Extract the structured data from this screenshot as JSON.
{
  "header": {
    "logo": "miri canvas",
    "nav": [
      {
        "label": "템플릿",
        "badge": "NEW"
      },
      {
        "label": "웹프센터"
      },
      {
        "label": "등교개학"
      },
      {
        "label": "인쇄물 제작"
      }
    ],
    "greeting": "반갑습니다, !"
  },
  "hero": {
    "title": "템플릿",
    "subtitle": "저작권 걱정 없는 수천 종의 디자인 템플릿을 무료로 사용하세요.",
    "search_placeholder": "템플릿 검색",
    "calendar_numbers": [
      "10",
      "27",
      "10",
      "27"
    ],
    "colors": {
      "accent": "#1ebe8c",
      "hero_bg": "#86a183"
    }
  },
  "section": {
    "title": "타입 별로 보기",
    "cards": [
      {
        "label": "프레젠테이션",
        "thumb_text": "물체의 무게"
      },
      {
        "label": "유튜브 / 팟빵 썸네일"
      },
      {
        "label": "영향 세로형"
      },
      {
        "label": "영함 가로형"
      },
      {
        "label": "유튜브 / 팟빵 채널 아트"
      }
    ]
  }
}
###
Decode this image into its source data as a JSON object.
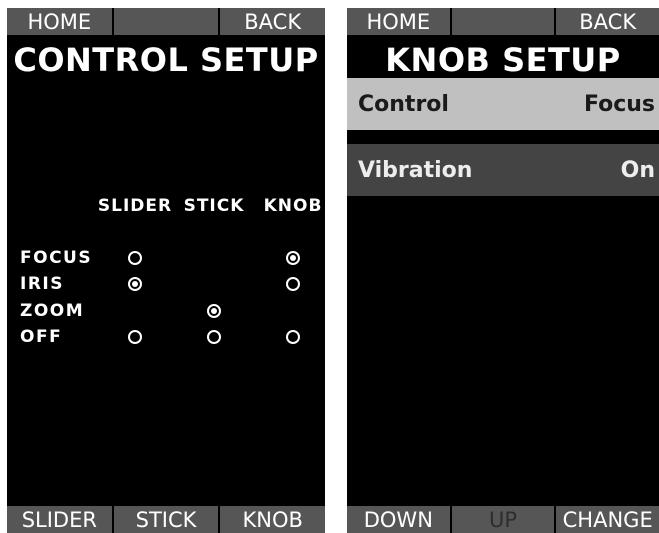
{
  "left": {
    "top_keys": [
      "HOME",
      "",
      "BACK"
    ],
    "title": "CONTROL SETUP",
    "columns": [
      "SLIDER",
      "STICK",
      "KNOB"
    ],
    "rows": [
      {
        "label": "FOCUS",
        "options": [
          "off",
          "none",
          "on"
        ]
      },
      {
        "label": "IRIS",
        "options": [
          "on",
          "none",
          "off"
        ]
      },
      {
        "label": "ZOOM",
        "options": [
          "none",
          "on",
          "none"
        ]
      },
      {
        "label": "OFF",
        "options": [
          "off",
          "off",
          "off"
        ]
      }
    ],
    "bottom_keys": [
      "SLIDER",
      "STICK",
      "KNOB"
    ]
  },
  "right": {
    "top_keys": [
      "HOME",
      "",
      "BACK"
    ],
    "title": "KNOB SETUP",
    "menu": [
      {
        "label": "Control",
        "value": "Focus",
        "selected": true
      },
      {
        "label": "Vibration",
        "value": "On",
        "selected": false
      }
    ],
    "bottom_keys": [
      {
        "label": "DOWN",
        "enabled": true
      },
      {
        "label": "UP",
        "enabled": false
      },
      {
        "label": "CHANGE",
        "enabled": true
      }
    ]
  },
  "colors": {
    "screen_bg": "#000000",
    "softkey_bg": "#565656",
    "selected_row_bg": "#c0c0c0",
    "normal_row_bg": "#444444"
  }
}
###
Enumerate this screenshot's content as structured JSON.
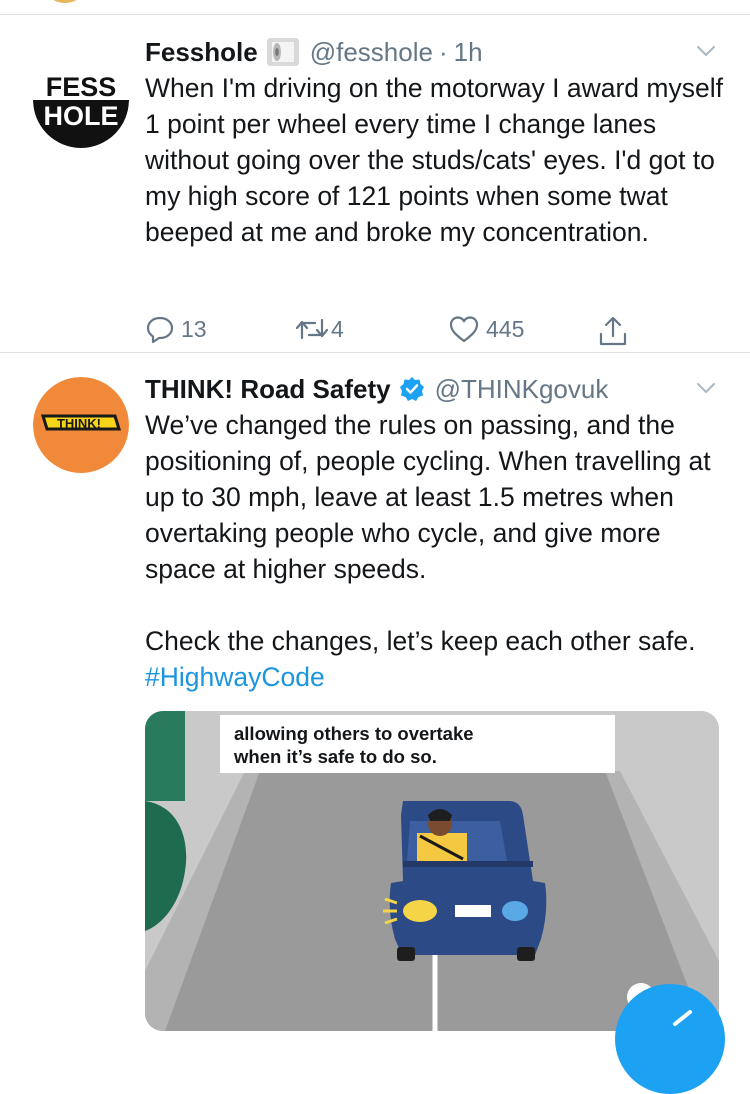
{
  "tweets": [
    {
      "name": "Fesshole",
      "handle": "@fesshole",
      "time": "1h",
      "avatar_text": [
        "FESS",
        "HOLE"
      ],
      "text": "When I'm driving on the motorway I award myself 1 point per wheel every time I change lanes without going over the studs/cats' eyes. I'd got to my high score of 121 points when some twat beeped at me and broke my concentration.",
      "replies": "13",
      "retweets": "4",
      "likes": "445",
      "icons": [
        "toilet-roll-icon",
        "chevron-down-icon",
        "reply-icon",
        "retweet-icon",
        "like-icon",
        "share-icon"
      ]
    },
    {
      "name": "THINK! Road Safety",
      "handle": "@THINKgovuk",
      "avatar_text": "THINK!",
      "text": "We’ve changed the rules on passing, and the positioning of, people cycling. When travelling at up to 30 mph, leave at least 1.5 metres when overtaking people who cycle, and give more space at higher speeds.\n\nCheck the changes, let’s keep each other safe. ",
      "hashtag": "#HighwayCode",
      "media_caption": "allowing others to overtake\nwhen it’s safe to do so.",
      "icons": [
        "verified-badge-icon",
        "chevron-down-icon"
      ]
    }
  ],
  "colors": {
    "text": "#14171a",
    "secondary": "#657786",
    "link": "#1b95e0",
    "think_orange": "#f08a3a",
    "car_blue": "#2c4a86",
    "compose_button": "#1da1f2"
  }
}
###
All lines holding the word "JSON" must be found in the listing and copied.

Extract the structured data from this screenshot as JSON.
Decode this image into its source data as a JSON object.
Enumerate this screenshot's content as structured JSON.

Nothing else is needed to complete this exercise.